Page Banner

United States Department of Agriculture

Agricultural Research Service

Research Project: PRESERVATION, ENHANCEMENT, AND MEASUREMENT OF GRAIN QUALITY AND MARKETABILITY

Location: Engineering and Wind Erosion Research Unit

Title: High speed sorting of Fusarium-damaged wheat kernels

Authors
item Pearson, Thomas
item Halvorson, Sven -
item Clark, Anthony -

Submitted to: National Fusarium Head Blight Forum Proceedings
Publication Type: Proceedings
Publication Acceptance Date: November 26, 2012
Publication Date: December 4, 2012
Citation: Pearson, T.C., Halvorson, S., Clark, A. 2012. High speed sorting of Fusarium-damaged wheat kernels. In: S. Canty, A. Clark, A. Anderson-Scully and D. Van Sanford (Eds.), Proceedings of the 2012 National Fusarium Head Blight Forum (pp. 88-92). East Lansing, MI/Lexington, KY: U.S. Wheat & Barley Scab Inititiative.

Technical Abstract: Recent studies have found that resistance to Fusarium fungal infection can be inherited in wheat from one generation to another.
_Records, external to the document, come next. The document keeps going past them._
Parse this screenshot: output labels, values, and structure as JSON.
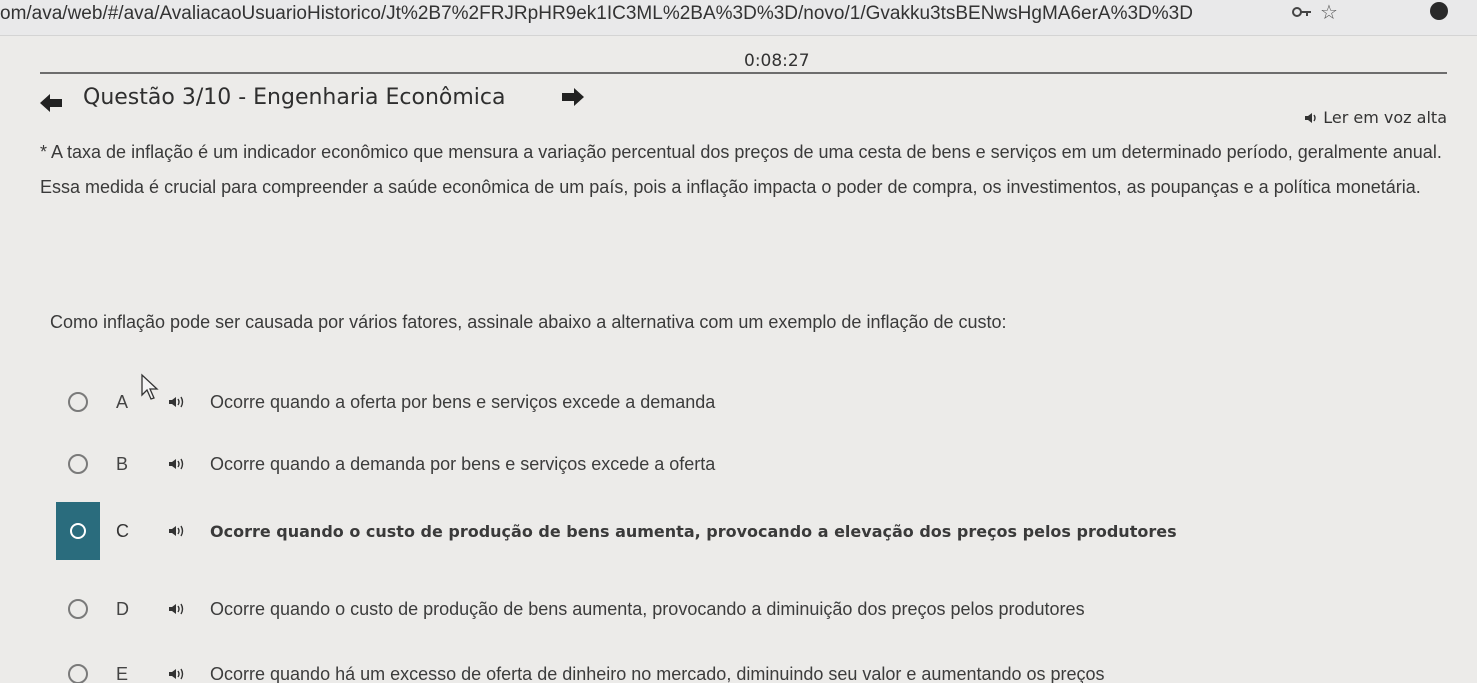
{
  "browser": {
    "url": "om/ava/web/#/ava/AvaliacaoUsuarioHistorico/Jt%2B7%2FRJRpHR9ek1IC3ML%2BA%3D%3D/novo/1/Gvakku3tsBENwsHgMA6erA%3D%3D",
    "icons": [
      "key-icon",
      "star-icon",
      "profile-icon"
    ]
  },
  "timer": "0:08:27",
  "question": {
    "title": "Questão 3/10 - Engenharia Econômica",
    "read_aloud_label": "Ler em voz alta",
    "statement": "* A taxa de inflação é um indicador econômico que mensura a variação percentual dos preços de uma cesta de bens e serviços em um determinado período, geralmente anual. Essa medida é crucial para compreender a saúde econômica de um país, pois a inflação impacta o poder de compra, os investimentos, as poupanças e a política monetária.",
    "prompt": "Como inflação pode ser causada por vários fatores, assinale abaixo a alternativa com um exemplo de inflação de custo:"
  },
  "options": [
    {
      "letter": "A",
      "text": "Ocorre quando a oferta por bens e serviços excede a demanda",
      "selected": false
    },
    {
      "letter": "B",
      "text": "Ocorre quando a demanda por bens e serviços excede a oferta",
      "selected": false
    },
    {
      "letter": "C",
      "text": "Ocorre quando o custo de produção de bens aumenta, provocando a elevação dos preços pelos produtores",
      "selected": true
    },
    {
      "letter": "D",
      "text": "Ocorre quando o custo de produção de bens aumenta, provocando a diminuição dos preços pelos produtores",
      "selected": false
    },
    {
      "letter": "E",
      "text": "Ocorre quando há um excesso de oferta de dinheiro no mercado, diminuindo seu valor e aumentando os preços",
      "selected": false
    }
  ],
  "colors": {
    "selected_accent": "#2a6c7d",
    "background": "#ecebe9"
  }
}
However, there is not yet available a cost effective method to separate Fusarium-damaged wheat kernels from undamaged kernels so that wheat breeders can take advantage of inherited disease resistance. In this study, a low cost, high speed sorter capable of classifying single wheat kernels on the basis of visible and near-infrared light was tested for its ability to segregate Fusarium-damaged wheat kernels. The sorter was tested on nine different varieties of hard red spring wheat and nine breeder samples of soft red winter wheat. For both hard red spring and soft red winter wheat, the sorter was able to remove nearly all of the kernels showing severe symptoms of Fusarium damage, such as those with the "tombstone" appearance. The sorter was also able to remove most of the Fusarium damaged kernels that only had moderate levels of symptoms. For hard red spring wheat, the sorter removed over 90% of the Fusarium damaged kernels while erroneously rejecting about 12% of the undamaged kernels. For soft red winter wheat, the sorter was able to remove 93% of the Fusarium damaged kernels while erroneously rejecting 24% of the undamaged kernels. The cost of this sorter should be approximately $3000 and has a throughput of approximately 20 kernels per second so this could be a viable tool for breeders to use to segregate undamaged from Fusarium damaged wheat kernels.

Last Modified: 9/23/2014
Footer Content Back to Top of Page